]. The experimental design matrix, data analysis, regression coefficients, generation of 3D graph and numerical optimization procedure were created using Design Expert Version 8.0.7 software (Stat-Ease Inc., Minneapolis, MA, USA, trial version).

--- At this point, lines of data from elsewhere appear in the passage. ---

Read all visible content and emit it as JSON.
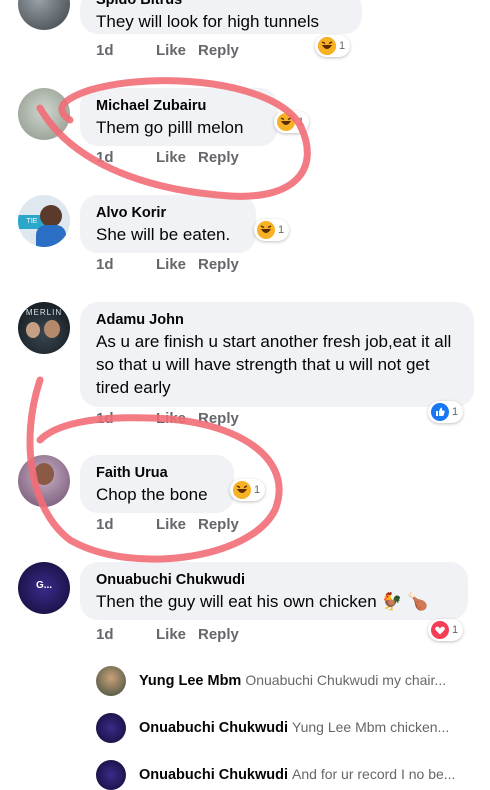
{
  "comments": [
    {
      "author": "Spido Bitrus",
      "text": "They will look for high tunnels",
      "time": "1d",
      "like": "Like",
      "reply": "Reply",
      "reaction_count": "1",
      "reaction": "haha-icon"
    },
    {
      "author": "Michael Zubairu",
      "text": "Them go pilll melon",
      "time": "1d",
      "like": "Like",
      "reply": "Reply",
      "reaction_count": "1",
      "reaction": "haha-icon"
    },
    {
      "author": "Alvo Korir",
      "text": "She will be eaten.",
      "time": "1d",
      "like": "Like",
      "reply": "Reply",
      "reaction_count": "1",
      "reaction": "haha-icon"
    },
    {
      "author": "Adamu John",
      "text": "As u are  finish u start another fresh job,eat it all so that u will have strength that u will not get tired early",
      "time": "1d",
      "like": "Like",
      "reply": "Reply",
      "reaction_count": "1",
      "reaction": "like-icon"
    },
    {
      "author": "Faith Urua",
      "text": "Chop the bone",
      "time": "1d",
      "like": "Like",
      "reply": "Reply",
      "reaction_count": "1",
      "reaction": "haha-icon"
    },
    {
      "author": "Onuabuchi Chukwudi",
      "text": "Then the guy will eat his own chicken 🐓 🍗",
      "time": "1d",
      "like": "Like",
      "reply": "Reply",
      "reaction_count": "1",
      "reaction": "love-icon"
    }
  ],
  "replies": [
    {
      "author": "Yung Lee Mbm",
      "snippet": "Onuabuchi Chukwudi my chair..."
    },
    {
      "author": "Onuabuchi Chukwudi",
      "snippet": "Yung Lee Mbm chicken..."
    },
    {
      "author": "Onuabuchi Chukwudi",
      "snippet": "And for ur record I no be..."
    }
  ],
  "avatar_texts": {
    "alvo": "TIE",
    "adamu": "MERLIN",
    "onuabuchi": "G..."
  },
  "colors": {
    "bubble": "#f0f2f5",
    "meta": "#65676b",
    "like_blue": "#1877f2",
    "love_red": "#f33e58",
    "haha_yellow": "#f7b125",
    "annotation": "#f26d77"
  }
}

In this study, response surface methodology with a central composite design (CCD) was applied to investigate the ultrasound-assisted extraction of crude oil from Benincasa hispida seed. The experimental results showed that all three process variables, including power level, temperature and sonication time, contributed to the extraction of crude oil. It was found that ultrasound power is the most significant variable among the process variables studied. An empirical quadratic polynomial correlation has been proposed to estimate the optimum operating condition of the process. The highest crude extract yield (108.62 mg-extract/g-dried matter) was obtained when the extraction process was carried out at 65% power level, 52 °C temperature and sonication time of 36 min. The results of the comparative study revealed that the CEY of ultrasound-assisted extraction was lower than that obtained by the Soxhlet method, whereas the extract obtained using the ultrasound-assisted technique had higher quality in terms of antioxidant activity and total phenolic content. Furthermore, it was revealed that the both extracts were rich in unsaturated fatty acids, with the majority corresponding to linoleic acid and oleic acid. Therefore, it may be said that plant sources like winter melon (Benincasa hispida) may provide new natural products to the food industry with safer and better antioxidants that provide good protection against oxidative damage which occurs both in the body and in the processed food. In addition, it could be suggested that ultrasound-assisted extraction is an effective and indeed feasible method for the extraction of crude oil rich in valuable compounds from the Benincasa hispida seed.